My Coast Guard
Commentary | April 6, 2022

New change in safety manual updates mishap thresholds, categories 

By Cmdr. Mike Feltovic, COMDT (CG-1131) Safety Program Management Division 

With the recent change to the Safety and Environmental Manual, the Coast Guard has implemented new monetary limits for the types of damages within the standard mishap classification categories. We update these thresholds every several years to align with the Department of Defense (DoD) and to incorporate the effects of inflation on our asset and repair costs. Injury thresholds remain unchanged. 

Aside from the increase in damage thresholds, you will probably notice there are two new categories. The first new category is the Class E Mishap—this used to be for the aviation community only, but now it will be defined as any Coast Guard property damage from $5,000 up to $25 thousand for all communities.   
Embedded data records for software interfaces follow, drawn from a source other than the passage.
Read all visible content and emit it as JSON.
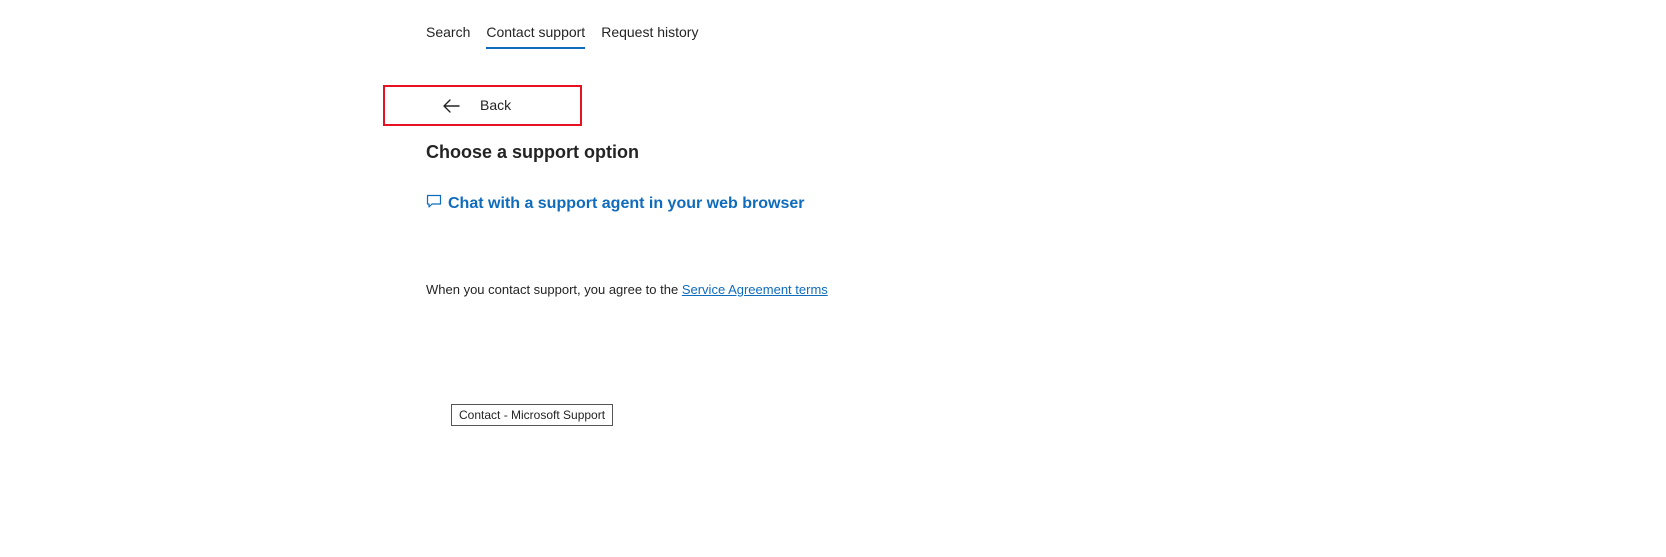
{
  "tabs": [
    {
      "label": "Search",
      "active": false
    },
    {
      "label": "Contact support",
      "active": true
    },
    {
      "label": "Request history",
      "active": false
    }
  ],
  "back": {
    "label": "Back",
    "icon": "arrow-left-icon",
    "highlight_color": "#e81123"
  },
  "main": {
    "title": "Choose a support option",
    "chat_link": {
      "label": "Chat with a support agent in your web browser",
      "icon": "chat-bubble-icon"
    },
    "agreement": {
      "text": "When you contact support, you agree to the ",
      "link_label": "Service Agreement terms"
    }
  },
  "tooltip": {
    "text": "Contact - Microsoft Support"
  },
  "colors": {
    "accent": "#0f6cbd",
    "text": "#242424"
  }
}
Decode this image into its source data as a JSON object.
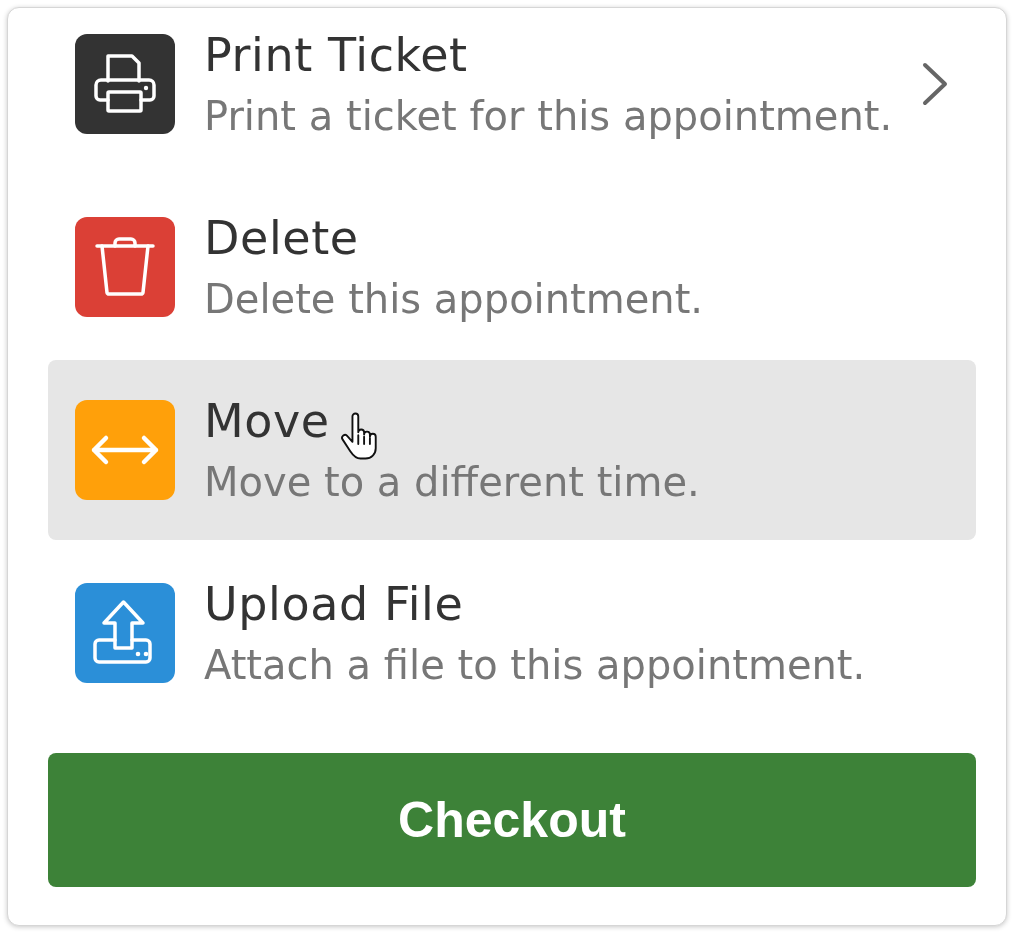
{
  "items": [
    {
      "kind": "printer",
      "color": "#333333",
      "title": "Print Ticket",
      "description": "Print a ticket for this appointment.",
      "submenu": true,
      "highlighted": false
    },
    {
      "kind": "trash",
      "color": "#db4036",
      "title": "Delete",
      "description": "Delete this appointment.",
      "submenu": false,
      "highlighted": false
    },
    {
      "kind": "arrows",
      "color": "#ffa00a",
      "title": "Move",
      "description": "Move to a different time.",
      "submenu": false,
      "highlighted": true
    },
    {
      "kind": "upload",
      "color": "#2b8fd8",
      "title": "Upload File",
      "description": "Attach a file to this appointment.",
      "submenu": false,
      "highlighted": false
    }
  ],
  "checkout_button": {
    "label": "Checkout"
  }
}
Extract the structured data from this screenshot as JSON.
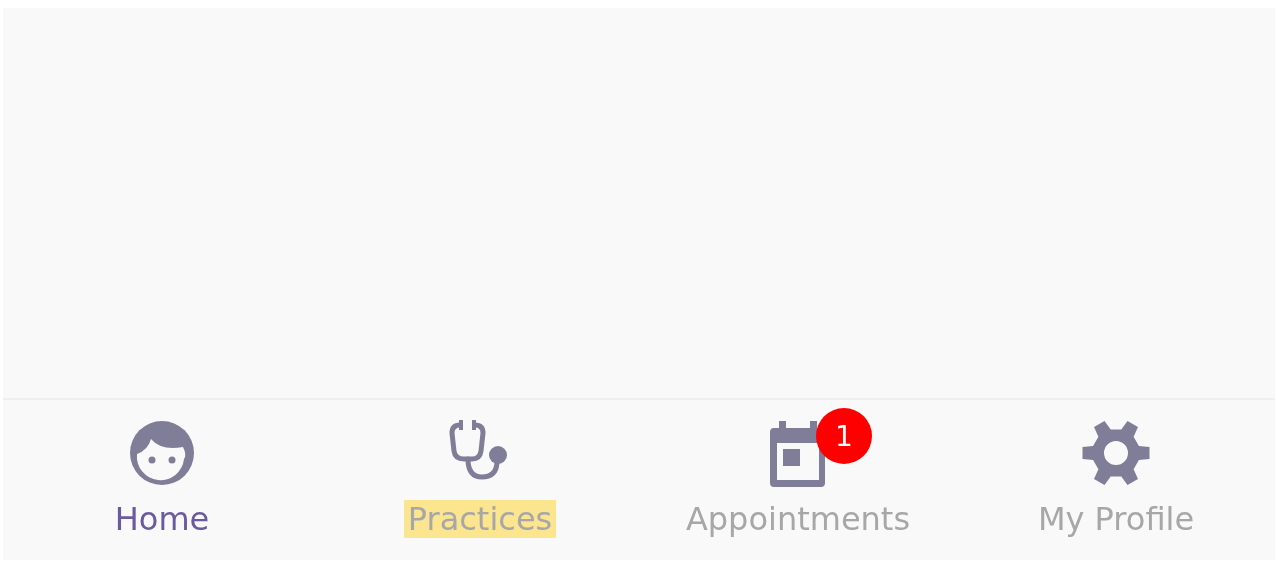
{
  "tab_bar": {
    "tabs": [
      {
        "label": "Home",
        "selected": true,
        "highlighted": false
      },
      {
        "label": "Practices",
        "selected": false,
        "highlighted": true
      },
      {
        "label": "Appointments",
        "selected": false,
        "highlighted": false,
        "badge": "1"
      },
      {
        "label": "My Profile",
        "selected": false,
        "highlighted": false
      }
    ]
  }
}
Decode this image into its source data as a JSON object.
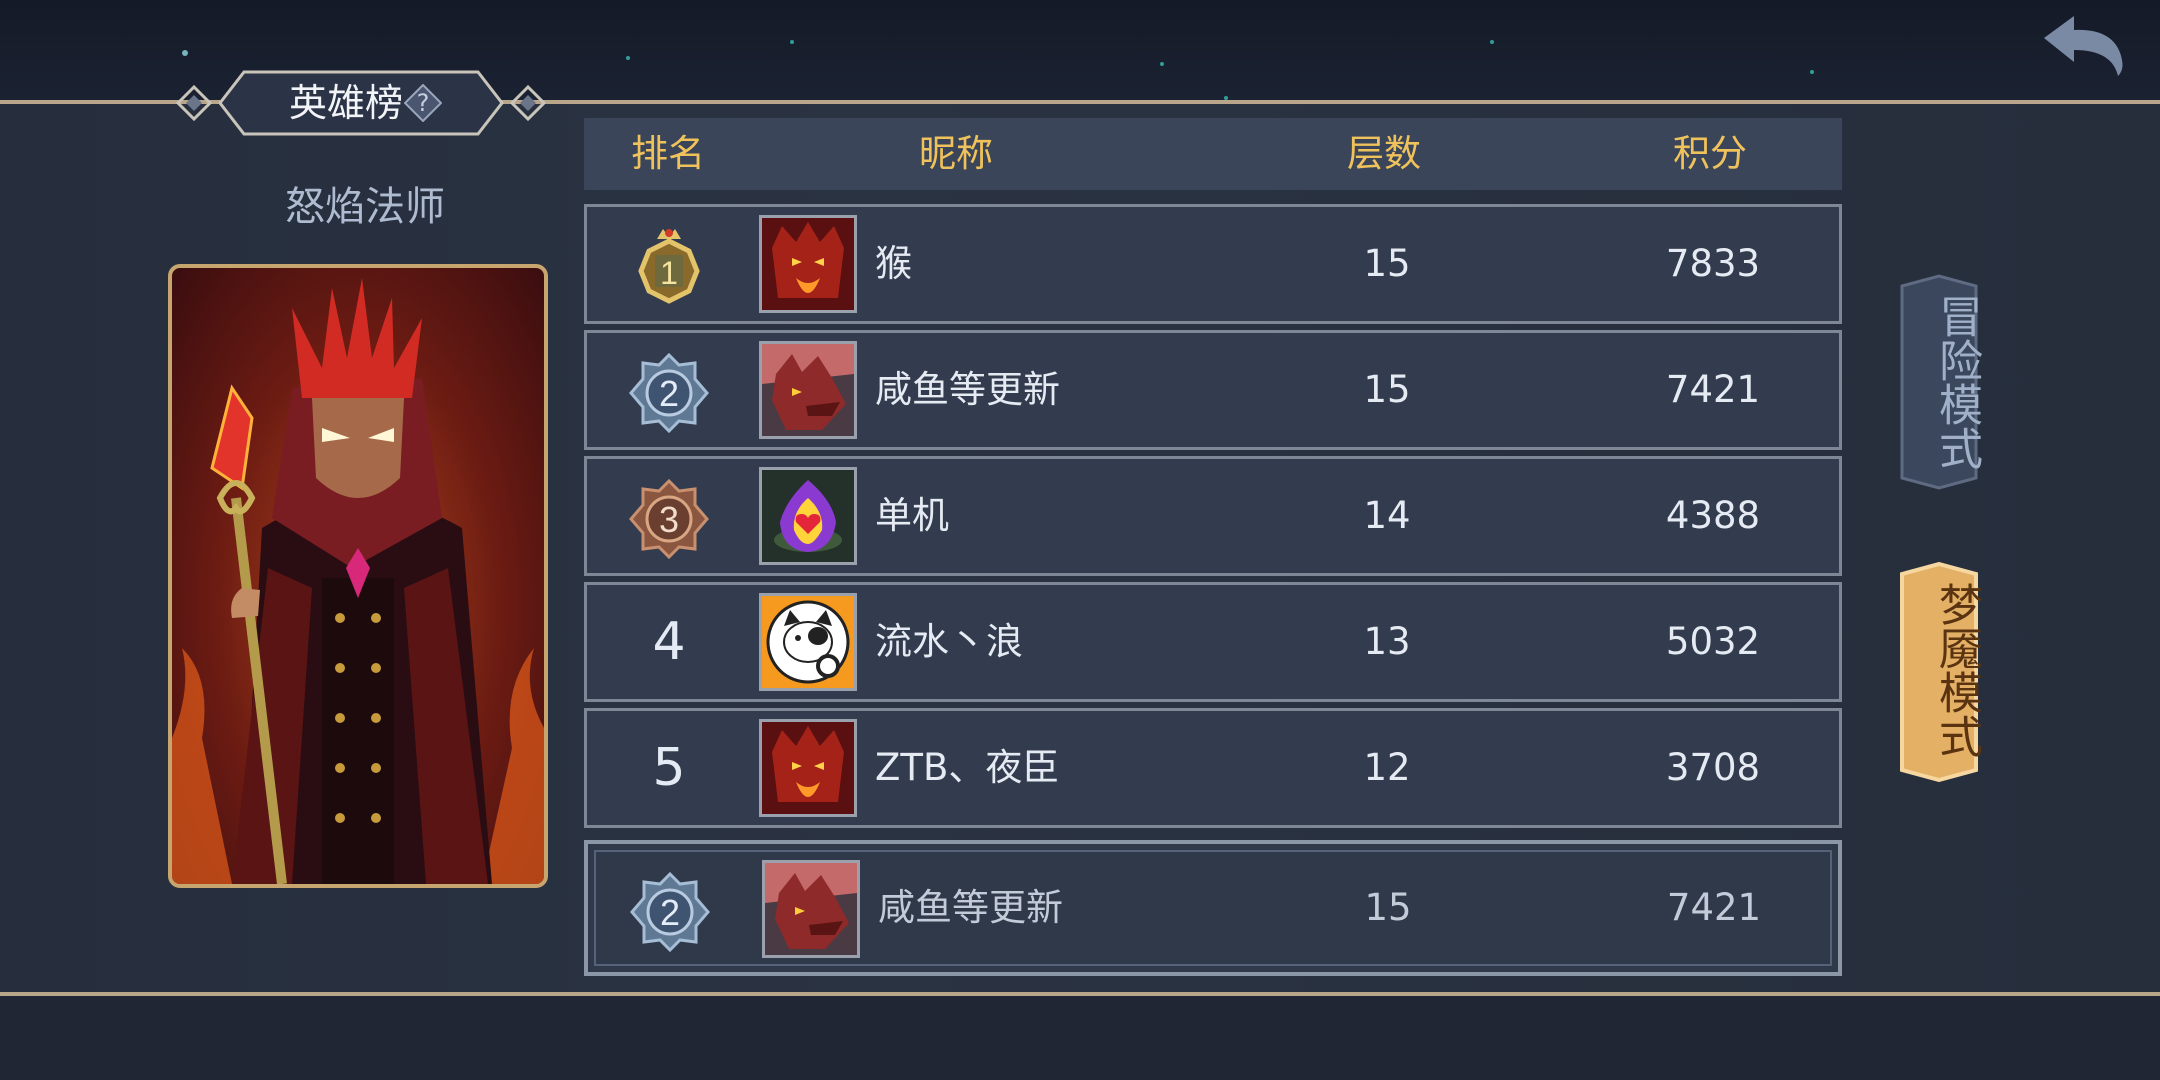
{
  "header": {
    "title": "英雄榜",
    "help_symbol": "?"
  },
  "hero": {
    "name": "怒焰法师"
  },
  "table": {
    "columns": {
      "rank": "排名",
      "nickname": "昵称",
      "floor": "层数",
      "score": "积分"
    },
    "rows": [
      {
        "rank": "1",
        "nickname": "猴",
        "floor": "15",
        "score": "7833",
        "avatar_icon": "fire-demon-avatar"
      },
      {
        "rank": "2",
        "nickname": "咸鱼等更新",
        "floor": "15",
        "score": "7421",
        "avatar_icon": "dragon-avatar"
      },
      {
        "rank": "3",
        "nickname": "单机",
        "floor": "14",
        "score": "4388",
        "avatar_icon": "heart-flame-avatar"
      },
      {
        "rank": "4",
        "nickname": "流水丶浪",
        "floor": "13",
        "score": "5032",
        "avatar_icon": "cat-avatar"
      },
      {
        "rank": "5",
        "nickname": "ZTB、夜臣",
        "floor": "12",
        "score": "3708",
        "avatar_icon": "fire-demon-avatar"
      }
    ],
    "self_row": {
      "rank": "2",
      "nickname": "咸鱼等更新",
      "floor": "15",
      "score": "7421",
      "avatar_icon": "dragon-avatar"
    }
  },
  "modes": {
    "adventure": "冒险模式",
    "nightmare": "梦魇模式"
  },
  "colors": {
    "header_text": "#f0c25b",
    "gold_medal": "#c9a24a",
    "silver_medal": "#7f9ab8",
    "bronze_medal": "#a86a4c",
    "nightmare_button": "#e4b066",
    "adventure_button": "#3b475c"
  }
}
The second new category is the Operational Hazard (OPHAZ) category for all communities. Operational hazards are those events or “close calls” which resulted in less than $5,000 damage or occurred without damage but had the potential to cause any damage or injury. We used to classify these hazards as Class D mishaps under “Other Reportable Events” but now they have their own OPHAZ category.  Examples include fires, collisions, small boat grounding, deficiencies in policy/procedure, etc.  Operational hazards must be reported to prevent recurrence of similar events that could result in loss of property or life. Reporting these operational hazards, and disseminating them to the fleet, is important because they almost always provide valuable lessons to other similar units and helps the Coast Guard prevent future mishaps. Reporting, and therefore prevention, is the key! 

Why Report OPHAZ? 

Attention to hazards goes back nearly 100 years, when Herbert W. Heinrich studied 75,000 industrial accidents as part of his insurance company and published his work in Industrial Accident: A Scientific Approach. Heinrich’s theory about accidents is often depicted in a triangle or pyramid, and the essence is that for every major accident involving death, there are hundreds of related “near misses” or hazards that precede that incident at the base of the pyramid.  

This concept can be depicted by the iceberg picture: mishaps are those events we often “see,” but for every recorded mishap there are numerous latent conditions or hazards that have been lurking under the surface over time, waiting for the most inopportune moment to become mishaps. The mishap iceberg exemplifies the guiding principle of any world class safety organization: focus on the hazards, near misses, and latent conditions in order to identify the deficiencies or gaps in the organization before they lead to mishaps. This proactive approach to mishap prevention better protects our people and property from operational hazards before a mishap occurs.